  • 11 a.m. – Joe Biden arrives at the U.S. Capitol.
  • 11:15 a.m. – The inauguration program begins.
    • Invocation – Father Leo J. O’Donovan
    • Pledge of Allegiance – Andrea Hall
    • National Anthem – Lady Gaga
    • Poetry Reading – Amanda Gorman
    • Musical Performance – Jennifer Lopez
  • 12 p.m. – Biden is sworn in as 46th president.
  • 2:30 to 3p.m. – Biden lays a wreath at Arlington National Cemetery’s Tomb of the Unknown Soldier with Kamala Harris and her husband Doug Emhoff, President Barack Obama and Michelle Obama, President George W. Bush and Laura Bush and President Bill Clinton and Secretary Hillary Clinton.
  • 3:15 to 3:30 p.m. – Joe and Jill Biden receive a presidential military escort to the White House.
  • TBD – The virtual “Parade Across America” begins once the Bidens enter the White House and will feature communities around the country.
  • 8:30 p.m. – Actor Tom Hanks hosts a 90-minute special featuring remarks by Biden and Harris and performances by Demi Lovato, Justin Timberlake, Ant Clemons, Jon Bon Jovi, and others.

What is Different About This Year’s Inauguration?

  1. As mentioned above, Covid-19 restrictions as well as the recent uprising at the U.S. Capitol have led to a few significant changes to the normally scheduled events during the Presidential Inauguration. Traditionally, the outgoing President and his family invite the incoming President and his family to the White House for a friendly breakfast, which will not take place this year due to multiple reasons.
  2. After breakfast, the families travel together to the Inauguration as a symbolic display of solidarity.
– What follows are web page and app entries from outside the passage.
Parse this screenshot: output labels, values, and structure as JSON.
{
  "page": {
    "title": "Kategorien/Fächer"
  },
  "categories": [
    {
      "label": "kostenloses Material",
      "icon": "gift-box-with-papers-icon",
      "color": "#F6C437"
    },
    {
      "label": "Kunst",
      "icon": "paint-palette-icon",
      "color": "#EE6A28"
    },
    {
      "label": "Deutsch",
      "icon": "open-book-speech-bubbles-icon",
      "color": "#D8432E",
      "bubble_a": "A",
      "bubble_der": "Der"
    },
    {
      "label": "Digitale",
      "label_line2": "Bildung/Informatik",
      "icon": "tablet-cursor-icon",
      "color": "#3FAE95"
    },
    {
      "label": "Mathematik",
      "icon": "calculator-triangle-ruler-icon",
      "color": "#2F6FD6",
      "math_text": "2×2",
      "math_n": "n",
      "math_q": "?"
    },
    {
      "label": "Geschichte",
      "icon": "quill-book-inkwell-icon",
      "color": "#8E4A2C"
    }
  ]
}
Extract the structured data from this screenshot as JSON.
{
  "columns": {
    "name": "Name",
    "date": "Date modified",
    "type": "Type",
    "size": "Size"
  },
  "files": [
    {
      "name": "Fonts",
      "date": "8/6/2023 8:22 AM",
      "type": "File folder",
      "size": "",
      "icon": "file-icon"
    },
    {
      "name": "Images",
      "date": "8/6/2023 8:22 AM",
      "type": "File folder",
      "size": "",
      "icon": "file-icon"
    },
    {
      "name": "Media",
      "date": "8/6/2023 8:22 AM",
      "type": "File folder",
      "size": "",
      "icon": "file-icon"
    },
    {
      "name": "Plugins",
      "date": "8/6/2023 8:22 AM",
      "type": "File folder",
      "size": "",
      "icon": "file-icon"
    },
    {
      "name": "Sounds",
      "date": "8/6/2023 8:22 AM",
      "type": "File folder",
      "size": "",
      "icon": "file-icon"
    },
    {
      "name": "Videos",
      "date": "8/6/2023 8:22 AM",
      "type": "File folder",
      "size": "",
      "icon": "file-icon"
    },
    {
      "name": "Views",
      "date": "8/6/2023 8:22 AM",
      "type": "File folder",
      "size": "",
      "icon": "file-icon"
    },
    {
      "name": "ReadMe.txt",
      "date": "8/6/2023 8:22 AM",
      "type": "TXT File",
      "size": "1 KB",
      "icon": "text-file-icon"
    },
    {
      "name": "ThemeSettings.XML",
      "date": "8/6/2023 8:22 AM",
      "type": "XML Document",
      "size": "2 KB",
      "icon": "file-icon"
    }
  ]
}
However, this year’s Inauguration will be different in that the outgoing President has announced that he will not attend the incoming President’s swearing-in, which would make him the fourth President in U.S. history not to attend their successor’s swearing-in.
  3. The crowd attending the Inauguration will be significantly smaller than ever before. While most Inaugurations are attended by nearly 200,00 spectators, this year’s Inauguration only permits Congressmen to bring one guest to the Inauguration due to Covid-19 crowd restrictions and severe security concerns.
  4. The Parade on Pennsylvania Avenue in addition to events taking place later in the evening will be virtual and available online.

Looking Forward

Presidential Inaugurations are one of the many staples of the American Democratic system and will remain to represent a peaceful transfer of power. As a country, this smooth transition from one democratically elected official to another is what differentiated the U.S. from many other countries after its inception over 200 years ago. It is imperative that we remember from where and from whom we come as a nation, and that we have always been a fluid and vast tapestry of cultures and creeds, but ultimately we are all considered to be Americans.









Second Stimulus Payments & How They Apply to Nonresidents

Dear International Students,

The Sprintax team has graciously provided an overview of the second stimulus payment in their latest blog post to help with questions you may have in terms of how the additional stimulus payments could affect international students/nonresidents.

Sprintax Blog Post on the Second Stimulus Payment

In the above blog post, Sprintax runs through topics such as:

  • Who is eligible to keep/receive the second stimulus payment
  • Who is not eligible to keep/receive the second stimulus payment
  • What to do if you have received the payment in error
  • What to do if you already amended your tax return, returned the first stimulus payment but have now received the second payment
  • Other useful Q and A around the topic


Sprintax & ISSS